About this exercise:
Exact copy, pictures excluded: write out every line below.

Material supplied:
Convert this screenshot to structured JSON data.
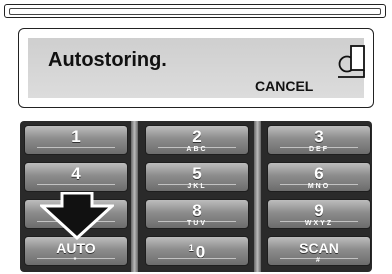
{
  "display": {
    "message": "Autostoring.",
    "cancel_label": "CANCEL"
  },
  "keypad": {
    "keys": [
      {
        "main": "1",
        "sub": ""
      },
      {
        "main": "2",
        "sub": "ABC"
      },
      {
        "main": "3",
        "sub": "DEF"
      },
      {
        "main": "4",
        "sub": ""
      },
      {
        "main": "5",
        "sub": "JKL"
      },
      {
        "main": "6",
        "sub": "MNO"
      },
      {
        "main": "",
        "sub": ""
      },
      {
        "main": "8",
        "sub": "TUV"
      },
      {
        "main": "9",
        "sub": "WXYZ"
      },
      {
        "main": "AUTO",
        "sub": "*"
      },
      {
        "main": "0",
        "sup": "1",
        "sub": ""
      },
      {
        "main": "SCAN",
        "sub": "#"
      }
    ]
  },
  "overlay": {
    "arrow_icon": "down-arrow-icon",
    "cancel_icon": "cancel-key-icon"
  }
}
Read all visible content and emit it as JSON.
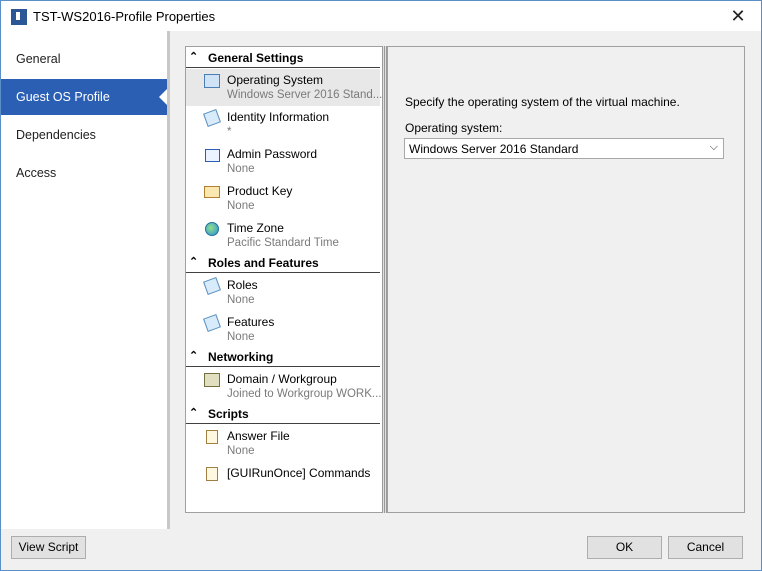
{
  "window": {
    "title": "TST-WS2016-Profile Properties",
    "close_glyph": "✕"
  },
  "nav": {
    "items": [
      {
        "label": "General"
      },
      {
        "label": "Guest OS Profile"
      },
      {
        "label": "Dependencies"
      },
      {
        "label": "Access"
      }
    ],
    "selected": "Guest OS Profile"
  },
  "settings": {
    "sections": [
      {
        "label": "General Settings",
        "items": [
          {
            "name": "Operating System",
            "value": "Windows Server 2016 Stand...",
            "icon": "operating-system-icon",
            "selected": true
          },
          {
            "name": "Identity Information",
            "value": "*",
            "icon": "identity-icon"
          },
          {
            "name": "Admin Password",
            "value": "None",
            "icon": "password-icon"
          },
          {
            "name": "Product Key",
            "value": "None",
            "icon": "product-key-icon"
          },
          {
            "name": "Time Zone",
            "value": "Pacific Standard Time",
            "icon": "globe-icon"
          }
        ]
      },
      {
        "label": "Roles and Features",
        "items": [
          {
            "name": "Roles",
            "value": "None",
            "icon": "roles-icon"
          },
          {
            "name": "Features",
            "value": "None",
            "icon": "features-icon"
          }
        ]
      },
      {
        "label": "Networking",
        "items": [
          {
            "name": "Domain / Workgroup",
            "value": "Joined to Workgroup WORK...",
            "icon": "network-icon"
          }
        ]
      },
      {
        "label": "Scripts",
        "items": [
          {
            "name": "Answer File",
            "value": "None",
            "icon": "answer-file-icon"
          },
          {
            "name": "[GUIRunOnce] Commands",
            "value": "",
            "icon": "commands-icon"
          }
        ]
      }
    ]
  },
  "detail": {
    "description": "Specify the operating system of the virtual machine.",
    "os_label": "Operating system:",
    "os_value": "Windows Server 2016 Standard"
  },
  "footer": {
    "view_script": "View Script",
    "ok": "OK",
    "cancel": "Cancel"
  },
  "colors": {
    "accent": "#2b5fb4",
    "dialog_bg": "#f0f0f0",
    "border": "#5b8fc7"
  }
}
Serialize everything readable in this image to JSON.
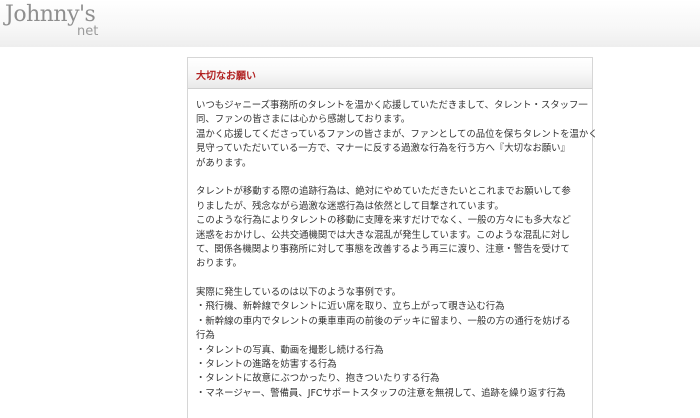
{
  "header": {
    "logo_main": "Johnny's",
    "logo_sub": "net"
  },
  "notice": {
    "title": "大切なお願い",
    "para1": [
      "いつもジャニーズ事務所のタレントを温かく応援していただきまして、タレント・スタッフ一",
      "同、ファンの皆さまには心から感謝しております。",
      "温かく応援してくださっているファンの皆さまが、ファンとしての品位を保ちタレントを温かく",
      "見守っていただいている一方で、マナーに反する過激な行為を行う方へ『大切なお願い』",
      "があります。"
    ],
    "para2": [
      "タレントが移動する際の追跡行為は、絶対にやめていただきたいとこれまでお願いして参",
      "りましたが、残念ながら過激な迷惑行為は依然として目撃されています。",
      "このような行為によりタレントの移動に支障を来すだけでなく、一般の方々にも多大など",
      "迷惑をおかけし、公共交通機関では大きな混乱が発生しています。このような混乱に対し",
      "て、関係各機関より事務所に対して事態を改善するよう再三に渡り、注意・警告を受けて",
      "おります。"
    ],
    "para3": [
      "実際に発生しているのは以下のような事例です。",
      "・飛行機、新幹線でタレントに近い席を取り、立ち上がって覗き込む行為",
      "・新幹線の車内でタレントの乗車車両の前後のデッキに留まり、一般の方の通行を妨げる",
      "行為",
      "・タレントの写真、動画を撮影し続ける行為",
      "・タレントの進路を妨害する行為",
      "・タレントに故意にぶつかったり、抱きついたりする行為",
      "・マネージャー、警備員、JFCサポートスタッフの注意を無視して、追跡を繰り返す行為"
    ]
  }
}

Solution for this problem:
Convert this screenshot to structured JSON data.
{
  "display": {
    "message": "Autostoring.",
    "cancel_label": "CANCEL"
  },
  "keypad": {
    "keys": [
      {
        "main": "1",
        "sub": ""
      },
      {
        "main": "2",
        "sub": "ABC"
      },
      {
        "main": "3",
        "sub": "DEF"
      },
      {
        "main": "4",
        "sub": ""
      },
      {
        "main": "5",
        "sub": "JKL"
      },
      {
        "main": "6",
        "sub": "MNO"
      },
      {
        "main": "",
        "sub": ""
      },
      {
        "main": "8",
        "sub": "TUV"
      },
      {
        "main": "9",
        "sub": "WXYZ"
      },
      {
        "main": "AUTO",
        "sub": "*"
      },
      {
        "main": "0",
        "sup": "1",
        "sub": ""
      },
      {
        "main": "SCAN",
        "sub": "#"
      }
    ]
  },
  "overlay": {
    "arrow_icon": "down-arrow-icon",
    "cancel_icon": "cancel-key-icon"
  }
}
Read all visible content and emit it as JSON.
{
  "window": {
    "title": "TST-WS2016-Profile Properties",
    "close_glyph": "✕"
  },
  "nav": {
    "items": [
      {
        "label": "General"
      },
      {
        "label": "Guest OS Profile"
      },
      {
        "label": "Dependencies"
      },
      {
        "label": "Access"
      }
    ],
    "selected": "Guest OS Profile"
  },
  "settings": {
    "sections": [
      {
        "label": "General Settings",
        "items": [
          {
            "name": "Operating System",
            "value": "Windows Server 2016 Stand...",
            "icon": "operating-system-icon",
            "selected": true
          },
          {
            "name": "Identity Information",
            "value": "*",
            "icon": "identity-icon"
          },
          {
            "name": "Admin Password",
            "value": "None",
            "icon": "password-icon"
          },
          {
            "name": "Product Key",
            "value": "None",
            "icon": "product-key-icon"
          },
          {
            "name": "Time Zone",
            "value": "Pacific Standard Time",
            "icon": "globe-icon"
          }
        ]
      },
      {
        "label": "Roles and Features",
        "items": [
          {
            "name": "Roles",
            "value": "None",
            "icon": "roles-icon"
          },
          {
            "name": "Features",
            "value": "None",
            "icon": "features-icon"
          }
        ]
      },
      {
        "label": "Networking",
        "items": [
          {
            "name": "Domain / Workgroup",
            "value": "Joined to Workgroup WORK...",
            "icon": "network-icon"
          }
        ]
      },
      {
        "label": "Scripts",
        "items": [
          {
            "name": "Answer File",
            "value": "None",
            "icon": "answer-file-icon"
          },
          {
            "name": "[GUIRunOnce] Commands",
            "value": "",
            "icon": "commands-icon"
          }
        ]
      }
    ]
  },
  "detail": {
    "description": "Specify the operating system of the virtual machine.",
    "os_label": "Operating system:",
    "os_value": "Windows Server 2016 Standard"
  },
  "footer": {
    "view_script": "View Script",
    "ok": "OK",
    "cancel": "Cancel"
  },
  "colors": {
    "accent": "#2b5fb4",
    "dialog_bg": "#f0f0f0",
    "border": "#5b8fc7"
  }
}
Serialize everything readable in this image to JSON.
{
  "header": {
    "logo_main": "Johnny's",
    "logo_sub": "net"
  },
  "notice": {
    "title": "大切なお願い",
    "para1": [
      "いつもジャニーズ事務所のタレントを温かく応援していただきまして、タレント・スタッフ一",
      "同、ファンの皆さまには心から感謝しております。",
      "温かく応援してくださっているファンの皆さまが、ファンとしての品位を保ちタレントを温かく",
      "見守っていただいている一方で、マナーに反する過激な行為を行う方へ『大切なお願い』",
      "があります。"
    ],
    "para2": [
      "タレントが移動する際の追跡行為は、絶対にやめていただきたいとこれまでお願いして参",
      "りましたが、残念ながら過激な迷惑行為は依然として目撃されています。",
      "このような行為によりタレントの移動に支障を来すだけでなく、一般の方々にも多大など",
      "迷惑をおかけし、公共交通機関では大きな混乱が発生しています。このような混乱に対し",
      "て、関係各機関より事務所に対して事態を改善するよう再三に渡り、注意・警告を受けて",
      "おります。"
    ],
    "para3": [
      "実際に発生しているのは以下のような事例です。",
      "・飛行機、新幹線でタレントに近い席を取り、立ち上がって覗き込む行為",
      "・新幹線の車内でタレントの乗車車両の前後のデッキに留まり、一般の方の通行を妨げる",
      "行為",
      "・タレントの写真、動画を撮影し続ける行為",
      "・タレントの進路を妨害する行為",
      "・タレントに故意にぶつかったり、抱きついたりする行為",
      "・マネージャー、警備員、JFCサポートスタッフの注意を無視して、追跡を繰り返す行為"
    ]
  }
}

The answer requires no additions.